(6) Some issues may be significant but not systemic.

(7) A systemic issue is distinct from the loss or consequence associated with that issue.

(8) A systemic issue may be a single type of irregularity, deficiency, vulnerability or a combination of these with similar causes and consequences.

(9) The significance of a systemic issue is to be measured based on the risk associated with that issue – as per the UQ Risk Matrix (Appendix D of the ERMF). The risk level is determined via the combination of:

  1. Likelihood score, representing the systemic issue’s prevalence; and
  2. Consequence score, representing the systemic issue’s severity including consideration of potential and realistic (reasonably expected) deterioration.

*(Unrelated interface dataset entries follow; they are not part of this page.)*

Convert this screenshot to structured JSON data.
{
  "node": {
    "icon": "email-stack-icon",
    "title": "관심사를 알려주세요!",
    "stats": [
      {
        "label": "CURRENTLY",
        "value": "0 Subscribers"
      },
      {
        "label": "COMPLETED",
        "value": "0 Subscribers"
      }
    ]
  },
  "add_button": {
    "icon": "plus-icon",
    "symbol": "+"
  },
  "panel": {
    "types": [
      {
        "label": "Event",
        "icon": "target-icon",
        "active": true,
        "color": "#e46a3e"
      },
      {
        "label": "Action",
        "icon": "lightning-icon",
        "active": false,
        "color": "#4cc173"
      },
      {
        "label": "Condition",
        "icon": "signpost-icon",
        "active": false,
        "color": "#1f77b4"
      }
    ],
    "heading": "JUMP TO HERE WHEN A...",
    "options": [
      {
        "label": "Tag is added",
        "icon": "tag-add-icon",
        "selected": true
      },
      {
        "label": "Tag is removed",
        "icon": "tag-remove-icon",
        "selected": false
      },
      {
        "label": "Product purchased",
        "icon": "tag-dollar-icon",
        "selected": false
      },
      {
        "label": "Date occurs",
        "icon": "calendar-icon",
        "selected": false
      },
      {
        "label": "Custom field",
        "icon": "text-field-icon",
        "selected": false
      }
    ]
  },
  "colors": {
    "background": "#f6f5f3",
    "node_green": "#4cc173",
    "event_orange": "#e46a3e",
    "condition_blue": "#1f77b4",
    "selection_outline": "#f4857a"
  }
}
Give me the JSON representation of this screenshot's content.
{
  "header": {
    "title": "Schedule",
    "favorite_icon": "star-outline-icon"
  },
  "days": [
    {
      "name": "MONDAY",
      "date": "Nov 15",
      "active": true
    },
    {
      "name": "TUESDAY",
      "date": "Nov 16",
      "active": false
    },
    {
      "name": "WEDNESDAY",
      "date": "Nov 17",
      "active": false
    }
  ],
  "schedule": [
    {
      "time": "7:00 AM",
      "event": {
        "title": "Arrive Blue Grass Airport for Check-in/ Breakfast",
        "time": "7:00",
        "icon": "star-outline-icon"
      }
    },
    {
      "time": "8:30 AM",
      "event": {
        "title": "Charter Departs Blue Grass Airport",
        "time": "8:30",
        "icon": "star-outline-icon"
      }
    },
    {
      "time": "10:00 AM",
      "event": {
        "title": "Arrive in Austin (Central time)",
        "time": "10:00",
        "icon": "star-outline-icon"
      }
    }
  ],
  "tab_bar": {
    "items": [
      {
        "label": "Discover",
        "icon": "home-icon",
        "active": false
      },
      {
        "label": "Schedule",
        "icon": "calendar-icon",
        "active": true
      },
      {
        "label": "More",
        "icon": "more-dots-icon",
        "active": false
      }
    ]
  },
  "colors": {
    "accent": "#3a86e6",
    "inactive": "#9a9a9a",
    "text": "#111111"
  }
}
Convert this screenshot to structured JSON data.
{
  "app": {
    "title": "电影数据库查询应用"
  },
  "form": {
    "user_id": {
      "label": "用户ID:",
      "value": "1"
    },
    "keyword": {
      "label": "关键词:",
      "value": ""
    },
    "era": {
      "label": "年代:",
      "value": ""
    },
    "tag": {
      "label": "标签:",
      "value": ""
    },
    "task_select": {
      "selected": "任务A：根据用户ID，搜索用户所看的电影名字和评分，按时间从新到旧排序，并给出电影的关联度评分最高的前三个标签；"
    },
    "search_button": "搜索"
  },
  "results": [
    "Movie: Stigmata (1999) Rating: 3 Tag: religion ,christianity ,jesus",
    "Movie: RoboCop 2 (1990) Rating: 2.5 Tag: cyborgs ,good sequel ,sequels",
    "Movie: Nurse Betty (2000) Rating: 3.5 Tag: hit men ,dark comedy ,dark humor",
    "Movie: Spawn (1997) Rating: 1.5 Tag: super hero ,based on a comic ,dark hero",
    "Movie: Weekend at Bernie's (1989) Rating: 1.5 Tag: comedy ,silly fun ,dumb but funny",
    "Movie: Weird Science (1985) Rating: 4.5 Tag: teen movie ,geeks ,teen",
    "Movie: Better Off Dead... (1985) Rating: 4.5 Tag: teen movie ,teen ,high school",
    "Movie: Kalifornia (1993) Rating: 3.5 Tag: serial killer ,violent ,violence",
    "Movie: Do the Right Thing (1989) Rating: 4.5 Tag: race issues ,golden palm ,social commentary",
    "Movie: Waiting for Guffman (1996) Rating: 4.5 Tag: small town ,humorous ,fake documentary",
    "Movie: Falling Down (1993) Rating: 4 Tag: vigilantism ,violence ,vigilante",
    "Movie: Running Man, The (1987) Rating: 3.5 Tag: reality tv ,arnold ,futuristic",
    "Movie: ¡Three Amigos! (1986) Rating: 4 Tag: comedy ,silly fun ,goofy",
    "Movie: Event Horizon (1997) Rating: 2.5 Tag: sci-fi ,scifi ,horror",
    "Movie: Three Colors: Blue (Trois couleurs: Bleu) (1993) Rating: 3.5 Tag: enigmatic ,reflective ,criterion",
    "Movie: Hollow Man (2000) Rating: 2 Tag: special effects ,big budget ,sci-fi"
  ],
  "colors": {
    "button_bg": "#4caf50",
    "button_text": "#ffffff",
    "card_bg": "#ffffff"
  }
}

(10) The protocols for escalating and reporting of systemic issues, and the urgency with which systemic issues are to be addressed including the amount of resources committed to remediation, will depend on the associated risk level assessed as per the UQ Risk Matrix and the Risk Action Table (Appendix D of the ERMF).